Spring training records might really matter
Who remembers last season’s World Series champs? The St. Louis Cardinals, of course!
How about the team that lost to the Cardinals in last year’s championship showdown? The Texas Rangers probably quickly come to mind for this answer.
How about the team that had the best record in spring training in 2011? Any takers? What about the team that had the worst 2011 spring training record? No clue, right?
Does spring training really matter as far as “W’s” and “L’s” are concerned? Do fans really care whether or not their favorite team won the Cactus League or Grapefruit League spring training crowns? For that matter, do fans worry if their team is the biggest spring stinker?
They probably should.
I got on this subject because I live in Atlanta, and I heard some sports radio talk about the Atlanta Braves and their stellar 1-10 spring training record. Being a Los Angeles Dodgers fan, I also looked at the spring training standings and realized that my boys in blue were at or near the top of the heap in Arizona thus far during exhibition play.

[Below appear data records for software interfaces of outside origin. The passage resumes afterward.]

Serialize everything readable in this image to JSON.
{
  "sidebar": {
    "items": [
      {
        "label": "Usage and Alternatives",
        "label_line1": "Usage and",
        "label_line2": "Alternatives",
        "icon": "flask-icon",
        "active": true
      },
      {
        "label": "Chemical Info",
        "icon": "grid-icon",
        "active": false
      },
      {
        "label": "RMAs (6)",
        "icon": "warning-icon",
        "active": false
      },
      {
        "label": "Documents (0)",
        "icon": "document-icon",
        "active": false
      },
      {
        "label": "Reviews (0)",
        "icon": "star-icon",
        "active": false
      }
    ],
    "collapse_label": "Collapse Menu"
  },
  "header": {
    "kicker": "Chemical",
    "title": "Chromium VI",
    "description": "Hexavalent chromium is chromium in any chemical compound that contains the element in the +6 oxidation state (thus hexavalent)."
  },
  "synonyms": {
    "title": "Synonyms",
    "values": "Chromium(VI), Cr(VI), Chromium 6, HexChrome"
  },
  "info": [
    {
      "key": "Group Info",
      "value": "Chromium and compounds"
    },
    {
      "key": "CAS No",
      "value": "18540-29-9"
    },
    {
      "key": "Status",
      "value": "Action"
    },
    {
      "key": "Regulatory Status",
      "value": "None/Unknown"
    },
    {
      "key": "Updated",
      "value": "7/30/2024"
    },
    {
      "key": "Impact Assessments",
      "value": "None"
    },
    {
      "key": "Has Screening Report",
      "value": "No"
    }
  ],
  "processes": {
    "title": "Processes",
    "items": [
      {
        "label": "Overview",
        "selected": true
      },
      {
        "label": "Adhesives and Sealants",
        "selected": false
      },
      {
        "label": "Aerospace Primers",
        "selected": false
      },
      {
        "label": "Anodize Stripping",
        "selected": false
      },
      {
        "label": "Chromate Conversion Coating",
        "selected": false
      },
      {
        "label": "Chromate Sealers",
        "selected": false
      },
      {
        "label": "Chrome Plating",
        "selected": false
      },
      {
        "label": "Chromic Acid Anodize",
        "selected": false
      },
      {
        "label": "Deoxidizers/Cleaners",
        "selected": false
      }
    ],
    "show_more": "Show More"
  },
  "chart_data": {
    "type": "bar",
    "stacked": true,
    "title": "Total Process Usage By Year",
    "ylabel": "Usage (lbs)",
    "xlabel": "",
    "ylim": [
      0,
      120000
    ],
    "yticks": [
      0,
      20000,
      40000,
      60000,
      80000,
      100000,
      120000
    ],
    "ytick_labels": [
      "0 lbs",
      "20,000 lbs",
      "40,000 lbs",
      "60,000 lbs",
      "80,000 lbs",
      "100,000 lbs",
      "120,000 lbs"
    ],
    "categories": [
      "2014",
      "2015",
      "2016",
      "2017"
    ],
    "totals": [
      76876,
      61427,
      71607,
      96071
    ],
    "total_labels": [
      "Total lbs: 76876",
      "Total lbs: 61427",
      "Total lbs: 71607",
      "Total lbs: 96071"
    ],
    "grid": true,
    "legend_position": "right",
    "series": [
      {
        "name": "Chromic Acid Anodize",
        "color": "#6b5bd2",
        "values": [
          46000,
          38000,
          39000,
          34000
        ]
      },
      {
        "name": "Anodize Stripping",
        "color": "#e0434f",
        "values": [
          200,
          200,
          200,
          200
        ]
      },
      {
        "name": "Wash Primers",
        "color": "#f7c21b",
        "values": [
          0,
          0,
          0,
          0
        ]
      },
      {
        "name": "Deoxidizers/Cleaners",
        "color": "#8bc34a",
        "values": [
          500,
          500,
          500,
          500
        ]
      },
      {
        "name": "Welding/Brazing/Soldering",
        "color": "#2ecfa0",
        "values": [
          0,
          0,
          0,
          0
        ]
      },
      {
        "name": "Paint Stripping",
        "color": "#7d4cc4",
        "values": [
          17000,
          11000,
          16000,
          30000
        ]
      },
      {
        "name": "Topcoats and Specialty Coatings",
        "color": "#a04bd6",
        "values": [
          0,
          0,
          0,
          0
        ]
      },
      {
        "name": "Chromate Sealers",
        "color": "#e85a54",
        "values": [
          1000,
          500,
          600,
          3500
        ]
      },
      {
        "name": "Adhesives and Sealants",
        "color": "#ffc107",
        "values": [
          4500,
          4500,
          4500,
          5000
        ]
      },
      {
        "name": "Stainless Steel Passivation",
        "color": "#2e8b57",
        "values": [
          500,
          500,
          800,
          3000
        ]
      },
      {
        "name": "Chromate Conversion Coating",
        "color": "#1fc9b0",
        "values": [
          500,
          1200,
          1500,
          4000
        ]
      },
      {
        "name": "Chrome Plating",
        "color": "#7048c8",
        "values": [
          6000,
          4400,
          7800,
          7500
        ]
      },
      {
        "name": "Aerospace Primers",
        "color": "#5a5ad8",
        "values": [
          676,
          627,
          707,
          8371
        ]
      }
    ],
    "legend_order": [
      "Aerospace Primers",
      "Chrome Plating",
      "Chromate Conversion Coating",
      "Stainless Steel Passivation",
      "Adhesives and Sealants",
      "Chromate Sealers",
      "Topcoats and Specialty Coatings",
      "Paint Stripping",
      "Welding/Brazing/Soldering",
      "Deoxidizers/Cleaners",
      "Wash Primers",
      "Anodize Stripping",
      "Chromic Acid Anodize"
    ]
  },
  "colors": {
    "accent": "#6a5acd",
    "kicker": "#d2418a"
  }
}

Should I be giddy with excitement because the Dodgers are winning much more than they are losing this spring? Should my neighbors be crying in their beers because their Braves are sucking grapefruits this spring?
Well, a 10-year look (it didn’t take me 10 years to do it, I just looked at numbers over a 10-year period!) at MLB’s spring training records reveals some interesting trends. You might have heard that “the numbers never lie;” the numbers I discovered should give baseball fans a little more reason to pay attention to spring training standings.
Here are some of the tidbits that I unearthed while looking at spring training records over the past 10 years:
• Out of the past 20 World Series participants since 2002, only six had a spring training record worse than one game under .500.
• Seven of the 10 teams that had the worst overall spring training record went on to finish last or next-to-last in their division that season.
• Only two of the 11 teams (two teams tied one year) with the best overall spring training record had a losing record that season.
So, am I saying from these stats that the Braves are going to finish last in the National League East this season? No. Am I also trying to say that the Dodgers will win the World Series. No, again.
What I am trying to point out, however, is that if I were a Braves fan, I would be a little concerned with my team’s 1-10 record as we are one-third of the way through the 2012 spring training schedule. If the Braves go on to finish with the worst overall record this spring, they are facing 10-year odds that are against them producing a winning season.
I’m prepared for all the “Braves Hater” comments that I’ll probably receive. Both of my sons were born in Atlanta and my wife is a big Braves fan. I pull for the Braves when they aren’t playing my Dodgers.
I’m not trying to hate on the Braves; I’m just trying to make a point that, to some extent, spring training records (at least the best and the worst) can play a part in a team’s regular season success.
When I passed this information along to a friend who’s a die-hard Braves fan, he looked at me like I had three heads. The Braves have suffered injuries, he said; they’ve been playing single-A guys who won’t be on the team come April.
I understand that. Every team, though, has had injuries and has played teenagers who will be nowhere near a major league roster this summer. I just think that if the losing continues like it has, overtaking the Philadelphia Phillies will be a much more difficult challenge for the Braves in 2012.
If the Dodgers continue to win out West this spring, I’m not going to be making World Series reservations for October. However, I will be hopeful that this season will be brighter, thanks to the precedent set by 82 percent of the other teams with the best spring training records since 2002.